> _What the task asks_
Write out the data below in full, please. Keep every character as given.

> _Task material_
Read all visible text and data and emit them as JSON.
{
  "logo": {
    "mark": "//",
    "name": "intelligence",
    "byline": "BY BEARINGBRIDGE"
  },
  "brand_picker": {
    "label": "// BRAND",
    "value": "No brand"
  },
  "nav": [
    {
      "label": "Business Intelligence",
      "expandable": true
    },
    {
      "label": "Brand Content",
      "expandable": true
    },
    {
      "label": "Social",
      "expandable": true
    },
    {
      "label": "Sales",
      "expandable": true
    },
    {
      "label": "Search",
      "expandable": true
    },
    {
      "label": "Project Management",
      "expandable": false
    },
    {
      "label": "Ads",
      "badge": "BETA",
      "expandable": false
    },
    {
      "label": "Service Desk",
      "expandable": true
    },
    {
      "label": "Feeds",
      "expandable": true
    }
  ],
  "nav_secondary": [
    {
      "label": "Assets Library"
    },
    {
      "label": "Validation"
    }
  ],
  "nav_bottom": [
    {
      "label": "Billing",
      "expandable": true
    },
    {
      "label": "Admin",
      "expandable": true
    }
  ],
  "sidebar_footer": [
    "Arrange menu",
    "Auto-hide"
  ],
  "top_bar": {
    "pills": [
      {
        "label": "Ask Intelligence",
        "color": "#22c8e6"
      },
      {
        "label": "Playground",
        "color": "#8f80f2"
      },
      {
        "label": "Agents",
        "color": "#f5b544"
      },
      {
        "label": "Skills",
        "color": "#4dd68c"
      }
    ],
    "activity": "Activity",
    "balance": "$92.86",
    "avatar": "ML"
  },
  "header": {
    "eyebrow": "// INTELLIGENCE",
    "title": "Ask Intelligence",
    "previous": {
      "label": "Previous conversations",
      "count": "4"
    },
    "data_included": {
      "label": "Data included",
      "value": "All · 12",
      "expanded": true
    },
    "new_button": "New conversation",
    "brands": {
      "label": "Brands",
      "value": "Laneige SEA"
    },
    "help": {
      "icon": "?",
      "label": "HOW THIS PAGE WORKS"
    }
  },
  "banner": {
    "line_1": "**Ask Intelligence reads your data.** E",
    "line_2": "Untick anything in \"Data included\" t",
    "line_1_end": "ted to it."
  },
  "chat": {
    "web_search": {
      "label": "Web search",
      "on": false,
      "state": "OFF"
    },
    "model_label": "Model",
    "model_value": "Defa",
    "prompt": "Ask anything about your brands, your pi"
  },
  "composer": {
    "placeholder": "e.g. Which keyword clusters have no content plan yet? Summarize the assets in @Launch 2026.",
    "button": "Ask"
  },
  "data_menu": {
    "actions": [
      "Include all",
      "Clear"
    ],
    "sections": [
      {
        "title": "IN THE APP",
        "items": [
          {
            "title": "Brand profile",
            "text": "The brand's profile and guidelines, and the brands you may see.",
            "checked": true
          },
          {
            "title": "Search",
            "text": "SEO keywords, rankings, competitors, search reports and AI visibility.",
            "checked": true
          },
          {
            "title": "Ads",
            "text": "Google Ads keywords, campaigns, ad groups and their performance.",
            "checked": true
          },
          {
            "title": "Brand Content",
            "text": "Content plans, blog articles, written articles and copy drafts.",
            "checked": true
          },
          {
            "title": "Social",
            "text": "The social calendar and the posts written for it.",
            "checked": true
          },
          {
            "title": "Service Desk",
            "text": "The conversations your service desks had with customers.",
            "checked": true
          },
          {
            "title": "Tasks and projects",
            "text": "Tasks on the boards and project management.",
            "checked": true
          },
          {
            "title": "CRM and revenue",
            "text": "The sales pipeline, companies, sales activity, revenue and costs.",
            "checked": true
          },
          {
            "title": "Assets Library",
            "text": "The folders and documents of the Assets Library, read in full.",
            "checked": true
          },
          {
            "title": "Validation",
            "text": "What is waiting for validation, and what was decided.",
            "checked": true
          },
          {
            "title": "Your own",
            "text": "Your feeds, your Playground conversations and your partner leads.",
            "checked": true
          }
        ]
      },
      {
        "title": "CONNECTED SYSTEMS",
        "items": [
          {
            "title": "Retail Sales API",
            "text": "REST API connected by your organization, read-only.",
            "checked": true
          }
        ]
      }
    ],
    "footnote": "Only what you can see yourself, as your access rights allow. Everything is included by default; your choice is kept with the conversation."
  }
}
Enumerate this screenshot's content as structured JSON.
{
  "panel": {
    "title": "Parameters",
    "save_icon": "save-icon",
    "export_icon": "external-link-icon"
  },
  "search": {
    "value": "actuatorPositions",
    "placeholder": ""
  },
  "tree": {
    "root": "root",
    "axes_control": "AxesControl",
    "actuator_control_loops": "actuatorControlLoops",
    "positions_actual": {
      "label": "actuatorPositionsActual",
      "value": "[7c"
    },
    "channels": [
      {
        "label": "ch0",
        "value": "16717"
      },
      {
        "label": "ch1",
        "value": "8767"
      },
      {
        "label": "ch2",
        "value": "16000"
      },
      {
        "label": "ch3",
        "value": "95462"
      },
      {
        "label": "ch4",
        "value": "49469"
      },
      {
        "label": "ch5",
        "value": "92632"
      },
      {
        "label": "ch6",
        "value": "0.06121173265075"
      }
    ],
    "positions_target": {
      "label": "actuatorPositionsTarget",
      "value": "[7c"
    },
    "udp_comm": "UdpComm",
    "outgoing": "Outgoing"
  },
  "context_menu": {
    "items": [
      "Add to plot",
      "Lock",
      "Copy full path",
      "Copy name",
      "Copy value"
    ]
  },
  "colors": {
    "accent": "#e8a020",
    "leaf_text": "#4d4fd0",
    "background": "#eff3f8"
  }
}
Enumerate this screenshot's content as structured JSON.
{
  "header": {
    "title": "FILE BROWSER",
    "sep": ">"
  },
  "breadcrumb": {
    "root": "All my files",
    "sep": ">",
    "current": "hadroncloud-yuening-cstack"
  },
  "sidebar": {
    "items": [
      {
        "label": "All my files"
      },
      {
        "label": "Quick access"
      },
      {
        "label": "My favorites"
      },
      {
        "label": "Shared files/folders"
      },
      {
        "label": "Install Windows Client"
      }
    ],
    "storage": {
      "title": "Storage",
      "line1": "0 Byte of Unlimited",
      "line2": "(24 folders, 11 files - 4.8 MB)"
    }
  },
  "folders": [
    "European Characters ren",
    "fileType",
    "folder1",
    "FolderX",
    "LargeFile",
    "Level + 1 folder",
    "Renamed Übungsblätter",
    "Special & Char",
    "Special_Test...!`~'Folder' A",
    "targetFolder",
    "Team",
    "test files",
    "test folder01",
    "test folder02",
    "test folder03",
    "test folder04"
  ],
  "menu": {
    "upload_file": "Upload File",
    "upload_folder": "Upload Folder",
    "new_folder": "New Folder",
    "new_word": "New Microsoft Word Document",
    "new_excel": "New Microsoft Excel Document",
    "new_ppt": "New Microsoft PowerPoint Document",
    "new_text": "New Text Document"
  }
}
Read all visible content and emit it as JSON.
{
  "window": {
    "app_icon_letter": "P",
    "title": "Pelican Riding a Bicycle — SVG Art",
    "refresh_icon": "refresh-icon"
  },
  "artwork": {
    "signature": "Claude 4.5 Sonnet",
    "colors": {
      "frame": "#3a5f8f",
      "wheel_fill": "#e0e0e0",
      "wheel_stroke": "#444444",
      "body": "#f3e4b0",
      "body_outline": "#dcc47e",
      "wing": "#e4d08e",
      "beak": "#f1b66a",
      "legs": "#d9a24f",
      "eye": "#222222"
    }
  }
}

> _Answer box_
Read all visible text and data and emit them as JSON.
{
  "logo": {
    "mark": "//",
    "name": "intelligence",
    "byline": "BY BEARINGBRIDGE"
  },
  "brand_picker": {
    "label": "// BRAND",
    "value": "No brand"
  },
  "nav": [
    {
      "label": "Business Intelligence",
      "expandable": true
    },
    {
      "label": "Brand Content",
      "expandable": true
    },
    {
      "label": "Social",
      "expandable": true
    },
    {
      "label": "Sales",
      "expandable": true
    },
    {
      "label": "Search",
      "expandable": true
    },
    {
      "label": "Project Management",
      "expandable": false
    },
    {
      "label": "Ads",
      "badge": "BETA",
      "expandable": false
    },
    {
      "label": "Service Desk",
      "expandable": true
    },
    {
      "label": "Feeds",
      "expandable": true
    }
  ],
  "nav_secondary": [
    {
      "label": "Assets Library"
    },
    {
      "label": "Validation"
    }
  ],
  "nav_bottom": [
    {
      "label": "Billing",
      "expandable": true
    },
    {
      "label": "Admin",
      "expandable": true
    }
  ],
  "sidebar_footer": [
    "Arrange menu",
    "Auto-hide"
  ],
  "top_bar": {
    "pills": [
      {
        "label": "Ask Intelligence",
        "color": "#22c8e6"
      },
      {
        "label": "Playground",
        "color": "#8f80f2"
      },
      {
        "label": "Agents",
        "color": "#f5b544"
      },
      {
        "label": "Skills",
        "color": "#4dd68c"
      }
    ],
    "activity": "Activity",
    "balance": "$92.86",
    "avatar": "ML"
  },
  "header": {
    "eyebrow": "// INTELLIGENCE",
    "title": "Ask Intelligence",
    "previous": {
      "label": "Previous conversations",
      "count": "4"
    },
    "data_included": {
      "label": "Data included",
      "value": "All · 12",
      "expanded": true
    },
    "new_button": "New conversation",
    "brands": {
      "label": "Brands",
      "value": "Laneige SEA"
    },
    "help": {
      "icon": "?",
      "label": "HOW THIS PAGE WORKS"
    }
  },
  "banner": {
    "line_1": "**Ask Intelligence reads your data.** E",
    "line_2": "Untick anything in \"Data included\" t",
    "line_1_end": "ted to it."
  },
  "chat": {
    "web_search": {
      "label": "Web search",
      "on": false,
      "state": "OFF"
    },
    "model_label": "Model",
    "model_value": "Defa",
    "prompt": "Ask anything about your brands, your pi"
  },
  "composer": {
    "placeholder": "e.g. Which keyword clusters have no content plan yet? Summarize the assets in @Launch 2026.",
    "button": "Ask"
  },
  "data_menu": {
    "actions": [
      "Include all",
      "Clear"
    ],
    "sections": [
      {
        "title": "IN THE APP",
        "items": [
          {
            "title": "Brand profile",
            "text": "The brand's profile and guidelines, and the brands you may see.",
            "checked": true
          },
          {
            "title": "Search",
            "text": "SEO keywords, rankings, competitors, search reports and AI visibility.",
            "checked": true
          },
          {
            "title": "Ads",
            "text": "Google Ads keywords, campaigns, ad groups and their performance.",
            "checked": true
          },
          {
            "title": "Brand Content",
            "text": "Content plans, blog articles, written articles and copy drafts.",
            "checked": true
          },
          {
            "title": "Social",
            "text": "The social calendar and the posts written for it.",
            "checked": true
          },
          {
            "title": "Service Desk",
            "text": "The conversations your service desks had with customers.",
            "checked": true
          },
          {
            "title": "Tasks and projects",
            "text": "Tasks on the boards and project management.",
            "checked": true
          },
          {
            "title": "CRM and revenue",
            "text": "The sales pipeline, companies, sales activity, revenue and costs.",
            "checked": true
          },
          {
            "title": "Assets Library",
            "text": "The folders and documents of the Assets Library, read in full.",
            "checked": true
          },
          {
            "title": "Validation",
            "text": "What is waiting for validation, and what was decided.",
            "checked": true
          },
          {
            "title": "Your own",
            "text": "Your feeds, your Playground conversations and your partner leads.",
            "checked": true
          }
        ]
      },
      {
        "title": "CONNECTED SYSTEMS",
        "items": [
          {
            "title": "Retail Sales API",
            "text": "REST API connected by your organization, read-only.",
            "checked": true
          }
        ]
      }
    ],
    "footnote": "Only what you can see yourself, as your access rights allow. Everything is included by default; your choice is kept with the conversation."
  }
}
Enumerate this screenshot's content as structured JSON.
{
  "panel": {
    "title": "Parameters",
    "save_icon": "save-icon",
    "export_icon": "external-link-icon"
  },
  "search": {
    "value": "actuatorPositions",
    "placeholder": ""
  },
  "tree": {
    "root": "root",
    "axes_control": "AxesControl",
    "actuator_control_loops": "actuatorControlLoops",
    "positions_actual": {
      "label": "actuatorPositionsActual",
      "value": "[7c"
    },
    "channels": [
      {
        "label": "ch0",
        "value": "16717"
      },
      {
        "label": "ch1",
        "value": "8767"
      },
      {
        "label": "ch2",
        "value": "16000"
      },
      {
        "label": "ch3",
        "value": "95462"
      },
      {
        "label": "ch4",
        "value": "49469"
      },
      {
        "label": "ch5",
        "value": "92632"
      },
      {
        "label": "ch6",
        "value": "0.06121173265075"
      }
    ],
    "positions_target": {
      "label": "actuatorPositionsTarget",
      "value": "[7c"
    },
    "udp_comm": "UdpComm",
    "outgoing": "Outgoing"
  },
  "context_menu": {
    "items": [
      "Add to plot",
      "Lock",
      "Copy full path",
      "Copy name",
      "Copy value"
    ]
  },
  "colors": {
    "accent": "#e8a020",
    "leaf_text": "#4d4fd0",
    "background": "#eff3f8"
  }
}
Enumerate this screenshot's content as structured JSON.
{
  "header": {
    "title": "FILE BROWSER",
    "sep": ">"
  },
  "breadcrumb": {
    "root": "All my files",
    "sep": ">",
    "current": "hadroncloud-yuening-cstack"
  },
  "sidebar": {
    "items": [
      {
        "label": "All my files"
      },
      {
        "label": "Quick access"
      },
      {
        "label": "My favorites"
      },
      {
        "label": "Shared files/folders"
      },
      {
        "label": "Install Windows Client"
      }
    ],
    "storage": {
      "title": "Storage",
      "line1": "0 Byte of Unlimited",
      "line2": "(24 folders, 11 files - 4.8 MB)"
    }
  },
  "folders": [
    "European Characters ren",
    "fileType",
    "folder1",
    "FolderX",
    "LargeFile",
    "Level + 1 folder",
    "Renamed Übungsblätter",
    "Special & Char",
    "Special_Test...!`~'Folder' A",
    "targetFolder",
    "Team",
    "test files",
    "test folder01",
    "test folder02",
    "test folder03",
    "test folder04"
  ],
  "menu": {
    "upload_file": "Upload File",
    "upload_folder": "Upload Folder",
    "new_folder": "New Folder",
    "new_word": "New Microsoft Word Document",
    "new_excel": "New Microsoft Excel Document",
    "new_ppt": "New Microsoft PowerPoint Document",
    "new_text": "New Text Document"
  }
}
Read all visible content and emit it as JSON.
{
  "window": {
    "app_icon_letter": "P",
    "title": "Pelican Riding a Bicycle — SVG Art",
    "refresh_icon": "refresh-icon"
  },
  "artwork": {
    "signature": "Claude 4.5 Sonnet",
    "colors": {
      "frame": "#3a5f8f",
      "wheel_fill": "#e0e0e0",
      "wheel_stroke": "#444444",
      "body": "#f3e4b0",
      "body_outline": "#dcc47e",
      "wing": "#e4d08e",
      "beak": "#f1b66a",
      "legs": "#d9a24f",
      "eye": "#222222"
    }
  }
}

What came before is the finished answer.